For many years children’s literature research in Sweden was governed by the

notion of adaptation. Briefly, this idea, which has also influenced research­

ers in Germany and elsewhere, implies that children’s texts are adapted, or

adjusted, to what writers and educators believe to be the needs, interests,

experience or perception of young readers. In Sweden Gote Klingberg has

proposed a whole system of different adaptation types according to subject

matter, form, style and medium.1 In his latest works he suggests other terms

that probably better describe the various phenomena he previously catego­

rized as adaptation.2 One of these terms is purification, which means that a

children’s text is purged of whatever does not suit the taste, ideology, mor­

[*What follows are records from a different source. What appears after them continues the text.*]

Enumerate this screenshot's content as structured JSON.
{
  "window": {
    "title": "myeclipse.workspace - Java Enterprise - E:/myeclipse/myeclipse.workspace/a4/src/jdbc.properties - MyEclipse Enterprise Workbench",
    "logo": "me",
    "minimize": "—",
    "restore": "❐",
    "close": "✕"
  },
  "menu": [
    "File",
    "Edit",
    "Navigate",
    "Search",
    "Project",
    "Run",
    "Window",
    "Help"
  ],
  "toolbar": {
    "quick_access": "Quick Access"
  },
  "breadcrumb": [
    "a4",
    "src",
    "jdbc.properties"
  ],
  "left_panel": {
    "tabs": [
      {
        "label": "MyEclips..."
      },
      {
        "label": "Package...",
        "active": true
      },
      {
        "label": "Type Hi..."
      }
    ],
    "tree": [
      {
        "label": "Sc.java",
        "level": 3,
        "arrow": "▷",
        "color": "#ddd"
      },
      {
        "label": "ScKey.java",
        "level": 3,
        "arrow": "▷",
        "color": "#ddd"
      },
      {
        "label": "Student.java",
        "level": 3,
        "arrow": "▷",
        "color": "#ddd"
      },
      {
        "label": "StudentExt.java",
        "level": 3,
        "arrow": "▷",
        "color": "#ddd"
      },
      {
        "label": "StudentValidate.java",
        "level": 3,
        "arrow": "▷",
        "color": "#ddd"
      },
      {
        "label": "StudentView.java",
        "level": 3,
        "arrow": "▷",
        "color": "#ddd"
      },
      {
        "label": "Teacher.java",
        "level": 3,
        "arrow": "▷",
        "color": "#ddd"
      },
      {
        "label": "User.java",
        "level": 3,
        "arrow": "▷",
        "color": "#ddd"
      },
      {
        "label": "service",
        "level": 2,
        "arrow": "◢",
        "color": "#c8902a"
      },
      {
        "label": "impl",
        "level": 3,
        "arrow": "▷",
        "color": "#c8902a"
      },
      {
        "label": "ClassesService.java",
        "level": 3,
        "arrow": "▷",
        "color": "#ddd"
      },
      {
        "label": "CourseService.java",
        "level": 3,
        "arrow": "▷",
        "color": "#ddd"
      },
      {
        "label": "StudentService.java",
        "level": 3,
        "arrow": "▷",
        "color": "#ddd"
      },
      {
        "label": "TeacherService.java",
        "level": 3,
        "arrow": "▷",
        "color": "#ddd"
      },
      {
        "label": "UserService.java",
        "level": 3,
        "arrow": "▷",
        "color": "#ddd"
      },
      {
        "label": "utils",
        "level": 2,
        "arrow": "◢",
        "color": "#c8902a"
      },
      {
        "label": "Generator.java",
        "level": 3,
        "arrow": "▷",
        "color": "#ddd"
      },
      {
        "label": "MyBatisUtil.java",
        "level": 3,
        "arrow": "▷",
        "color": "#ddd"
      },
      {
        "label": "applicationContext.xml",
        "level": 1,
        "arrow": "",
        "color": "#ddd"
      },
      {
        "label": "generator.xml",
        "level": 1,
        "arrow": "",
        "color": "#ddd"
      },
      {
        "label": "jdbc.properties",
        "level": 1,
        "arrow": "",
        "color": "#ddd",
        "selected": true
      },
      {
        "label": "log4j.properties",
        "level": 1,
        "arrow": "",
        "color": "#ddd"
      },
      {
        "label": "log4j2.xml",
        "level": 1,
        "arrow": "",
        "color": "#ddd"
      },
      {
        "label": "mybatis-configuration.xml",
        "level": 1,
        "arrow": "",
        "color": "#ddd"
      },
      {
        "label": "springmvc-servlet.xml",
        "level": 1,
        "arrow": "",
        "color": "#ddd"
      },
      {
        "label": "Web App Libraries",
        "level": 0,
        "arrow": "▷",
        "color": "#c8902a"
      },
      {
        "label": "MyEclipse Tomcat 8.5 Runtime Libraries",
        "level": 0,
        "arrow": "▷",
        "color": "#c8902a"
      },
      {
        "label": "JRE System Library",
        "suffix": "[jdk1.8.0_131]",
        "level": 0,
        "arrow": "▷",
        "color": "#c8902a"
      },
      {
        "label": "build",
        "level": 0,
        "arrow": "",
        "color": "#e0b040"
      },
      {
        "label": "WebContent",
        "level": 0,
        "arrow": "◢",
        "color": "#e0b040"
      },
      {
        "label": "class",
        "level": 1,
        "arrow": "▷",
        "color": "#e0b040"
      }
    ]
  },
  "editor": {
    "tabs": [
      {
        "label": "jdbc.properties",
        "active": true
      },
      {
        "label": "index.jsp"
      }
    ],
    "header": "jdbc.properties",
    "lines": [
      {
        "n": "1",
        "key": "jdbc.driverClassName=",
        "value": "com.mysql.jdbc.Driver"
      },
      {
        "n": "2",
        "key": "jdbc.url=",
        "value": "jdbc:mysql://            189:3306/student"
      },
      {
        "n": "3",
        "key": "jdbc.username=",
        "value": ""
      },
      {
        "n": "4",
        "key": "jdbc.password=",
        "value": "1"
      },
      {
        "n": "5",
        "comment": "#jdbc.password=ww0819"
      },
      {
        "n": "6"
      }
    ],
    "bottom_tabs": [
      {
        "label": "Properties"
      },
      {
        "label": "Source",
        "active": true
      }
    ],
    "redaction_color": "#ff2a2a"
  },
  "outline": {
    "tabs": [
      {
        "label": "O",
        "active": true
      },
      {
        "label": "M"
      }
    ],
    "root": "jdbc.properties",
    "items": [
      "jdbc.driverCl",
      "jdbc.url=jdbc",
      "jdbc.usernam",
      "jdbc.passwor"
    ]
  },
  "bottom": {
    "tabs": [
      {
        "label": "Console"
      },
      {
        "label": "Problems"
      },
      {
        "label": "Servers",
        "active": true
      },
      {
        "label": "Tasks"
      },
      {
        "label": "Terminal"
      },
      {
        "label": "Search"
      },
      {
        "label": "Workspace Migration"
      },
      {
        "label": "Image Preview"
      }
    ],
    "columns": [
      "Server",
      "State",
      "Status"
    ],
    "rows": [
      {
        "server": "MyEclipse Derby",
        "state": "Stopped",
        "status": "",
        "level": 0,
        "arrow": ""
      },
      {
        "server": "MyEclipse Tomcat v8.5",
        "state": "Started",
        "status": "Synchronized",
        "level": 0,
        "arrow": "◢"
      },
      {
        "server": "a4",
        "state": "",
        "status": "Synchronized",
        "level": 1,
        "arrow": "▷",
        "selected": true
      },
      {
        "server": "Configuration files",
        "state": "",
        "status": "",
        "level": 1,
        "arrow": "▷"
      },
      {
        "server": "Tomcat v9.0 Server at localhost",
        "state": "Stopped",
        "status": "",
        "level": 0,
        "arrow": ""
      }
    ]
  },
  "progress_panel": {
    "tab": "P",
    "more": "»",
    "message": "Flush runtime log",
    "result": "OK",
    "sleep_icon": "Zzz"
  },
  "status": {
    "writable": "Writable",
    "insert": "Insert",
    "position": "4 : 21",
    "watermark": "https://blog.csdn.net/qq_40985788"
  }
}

als or religion of an adult mediator.3 Purification is the most common form

of interference in children’s books. My favorite example is a passage in

the Russian edition of Selma Lagerlof’s The Wonderful Adventure o f Nils

(1906-07), in which the parents go to the market, while in the original they

are going to church. In the atheistic Soviet Union, a church could not be men­

tioned at all in a children’s book. Some contemporary Swedish children’s

books have been subjected to purification because of the strict American

attitude to nakedness. The latest such example is Pija Lindenbaum’s Else-

Marie and Her Seven Little Daddies (1990).